At the end of the day, the folks who really want to be in communications will choose a career on this side of the marketing divide rather than on the client end of things. (This works both ways, with some agencies allowing for secondments - but that's another topic altogether)

I don't really think Santosh moving on is suggestive of larger portents. It's a consequence of natural business happen-stance. The very fact that a fair number of people commented on his interview is reason enough to note that his opinion is well respected (within and outside the community). There's an observation here. Advertising as a fraternity is built around heroes, and the work associated with them.

Maybe, blind hero worship sometimes belies the true sanctity of the work or output (creative, planning or business). A personal favourite maxim is the BBDO credo = "The Work, the work, the work". We seek out heroes and so we beget.

Having said this, he's raised the bar on planning as a discipline, and we can only hope that he comes back. As the adage goes, once an adman, always an adman.

The other interesting aspect that came up during a discussion yesterday was how we tend to look at leadership and progression, perhaps as a race or as a community. Is a functional leader lesser than a business head? And why must, say an engineer, aspire to be a management type, as a natural progression?

I'm not convinced that we neccesarily value true specialist roles as much as we ought to.

FiNK said...

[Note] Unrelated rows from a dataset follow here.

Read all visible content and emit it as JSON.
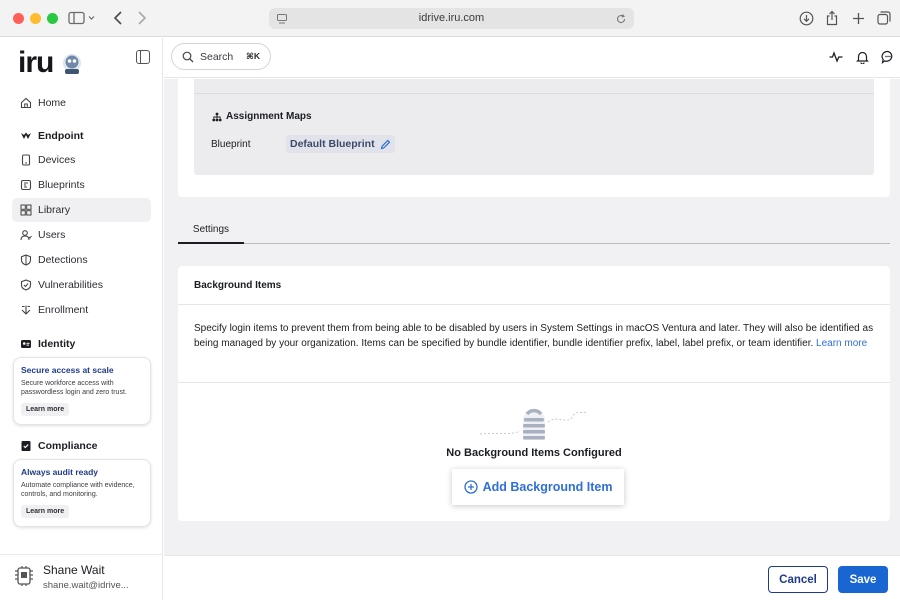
{
  "browser": {
    "url": "idrive.iru.com"
  },
  "sidebar": {
    "logo_text": "iru",
    "home": "Home",
    "endpoint_heading": "Endpoint",
    "endpoint_items": [
      "Devices",
      "Blueprints",
      "Library",
      "Users",
      "Detections",
      "Vulnerabilities",
      "Enrollment"
    ],
    "identity_heading": "Identity",
    "identity_promo": {
      "title": "Secure access at scale",
      "body": "Secure workforce access with passwordless login and zero trust.",
      "button": "Learn more"
    },
    "compliance_heading": "Compliance",
    "compliance_promo": {
      "title": "Always audit ready",
      "body": "Automate compliance with evidence, controls, and monitoring.",
      "button": "Learn more"
    },
    "user": {
      "name": "Shane Wait",
      "email": "shane.wait@idrive..."
    }
  },
  "topbar": {
    "search_label": "Search",
    "search_shortcut": "⌘K"
  },
  "assignment": {
    "title": "Assignment Maps",
    "blueprint_label": "Blueprint",
    "blueprint_value": "Default Blueprint"
  },
  "tabs": [
    "Settings"
  ],
  "background_items": {
    "title": "Background Items",
    "description": "Specify login items to prevent them from being able to be disabled by users in System Settings in macOS Ventura and later. They will also be identified as being managed by your organization. Items can be specified by bundle identifier, bundle identifier prefix, label, label prefix, or team identifier.",
    "learn_more": "Learn more",
    "empty_text": "No Background Items Configured",
    "add_button": "Add Background Item"
  },
  "footer": {
    "cancel": "Cancel",
    "save": "Save"
  },
  "colors": {
    "accent": "#1966d2",
    "link": "#2f6fd6",
    "navy": "#1e3a8a"
  }
}
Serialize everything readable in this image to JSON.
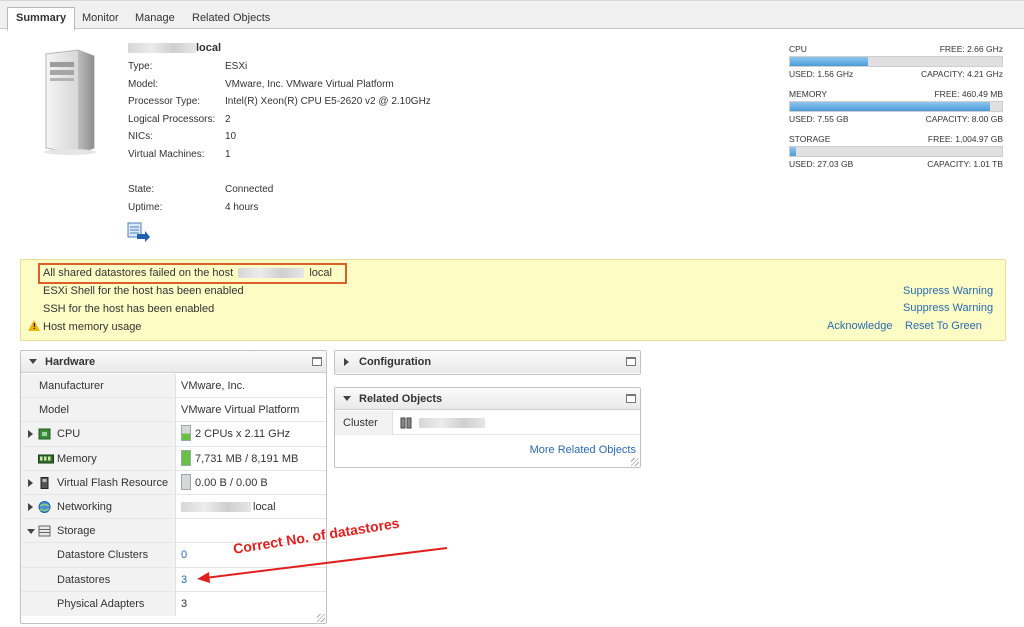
{
  "tabs": [
    {
      "label": "Summary",
      "active": true
    },
    {
      "label": "Monitor",
      "active": false
    },
    {
      "label": "Manage",
      "active": false
    },
    {
      "label": "Related Objects",
      "active": false
    }
  ],
  "host": {
    "name_suffix": "local",
    "fields": [
      {
        "key": "Type:",
        "value": "ESXi"
      },
      {
        "key": "Model:",
        "value": "VMware, Inc. VMware Virtual Platform"
      },
      {
        "key": "Processor Type:",
        "value": "Intel(R) Xeon(R) CPU E5-2620 v2 @ 2.10GHz"
      },
      {
        "key": "Logical Processors:",
        "value": "2"
      },
      {
        "key": "NICs:",
        "value": "10"
      },
      {
        "key": "Virtual Machines:",
        "value": "1"
      }
    ],
    "status": [
      {
        "key": "State:",
        "value": "Connected"
      },
      {
        "key": "Uptime:",
        "value": "4 hours"
      }
    ]
  },
  "resources": [
    {
      "name": "CPU",
      "free": "FREE: 2.66 GHz",
      "used": "USED: 1.56 GHz",
      "capacity": "CAPACITY: 4.21 GHz",
      "fraction": 0.37
    },
    {
      "name": "MEMORY",
      "free": "FREE: 460.49 MB",
      "used": "USED: 7.55 GB",
      "capacity": "CAPACITY: 8.00 GB",
      "fraction": 0.944
    },
    {
      "name": "STORAGE",
      "free": "FREE: 1,004.97 GB",
      "used": "USED: 27.03 GB",
      "capacity": "CAPACITY: 1.01 TB",
      "fraction": 0.027
    }
  ],
  "warnings": {
    "shared_ds_prefix": "All shared datastores failed on the host",
    "shared_ds_suffix": "local",
    "esxi_shell": "ESXi Shell for the host has been enabled",
    "ssh": "SSH for the host has been enabled",
    "memory": "Host memory usage",
    "suppress_label": "Suppress Warning",
    "acknowledge_label": "Acknowledge",
    "reset_label": "Reset To Green"
  },
  "hardware": {
    "title": "Hardware",
    "rows": [
      {
        "label": "Manufacturer",
        "value": "VMware, Inc."
      },
      {
        "label": "Model",
        "value": "VMware Virtual Platform"
      },
      {
        "label": "CPU",
        "value": "2 CPUs x 2.11 GHz"
      },
      {
        "label": "Memory",
        "value": "7,731 MB / 8,191 MB"
      },
      {
        "label": "Virtual Flash Resource",
        "value": "0.00 B / 0.00 B"
      },
      {
        "label": "Networking",
        "value": "local"
      },
      {
        "label": "Storage",
        "value": ""
      },
      {
        "label": "Datastore Clusters",
        "value": "0"
      },
      {
        "label": "Datastores",
        "value": "3"
      },
      {
        "label": "Physical Adapters",
        "value": "3"
      }
    ]
  },
  "configuration": {
    "title": "Configuration"
  },
  "related_objects": {
    "title": "Related Objects",
    "cluster_label": "Cluster",
    "more_link": "More Related Objects"
  },
  "annotation": {
    "text": "Correct No. of datastores",
    "color": "#e0201e"
  },
  "colors": {
    "link": "#2a6ab1",
    "warning_bg": "#fdfcc4",
    "highlight_border": "#d9622b",
    "meter_fill": "#4a9cd8"
  }
}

aaah.. v interesting post manish.. n u know.. as one of the optimistic young planners.. i belv in india, in advertising, in us..in what we're doing. and I've only been at it for 6 yrs but even I feel sometimes that the fun and belief is going, perhaps coz we've all got lots more options.. it takes a lot to stay at something when it isnt easy, when it isnt working out. And i'm all for adventures, but also for trying to make a difference. the necessary thing is to choose your battles wisely. and perhaps that's what santosh desai is doing too.. he does sound bitter and pissed off, but I don't blame him. Man, I had a really bad day and part of me is like.. screw this. I'm going to work in an orphanage in vietnam instead. but the bigger part of me will be charged up again tomorrow morning.. oh well. i like the idea of young people redefining what this should be. but we've gotta believe in it completely and put ego and greed and impatience aside just for a bit. v hard.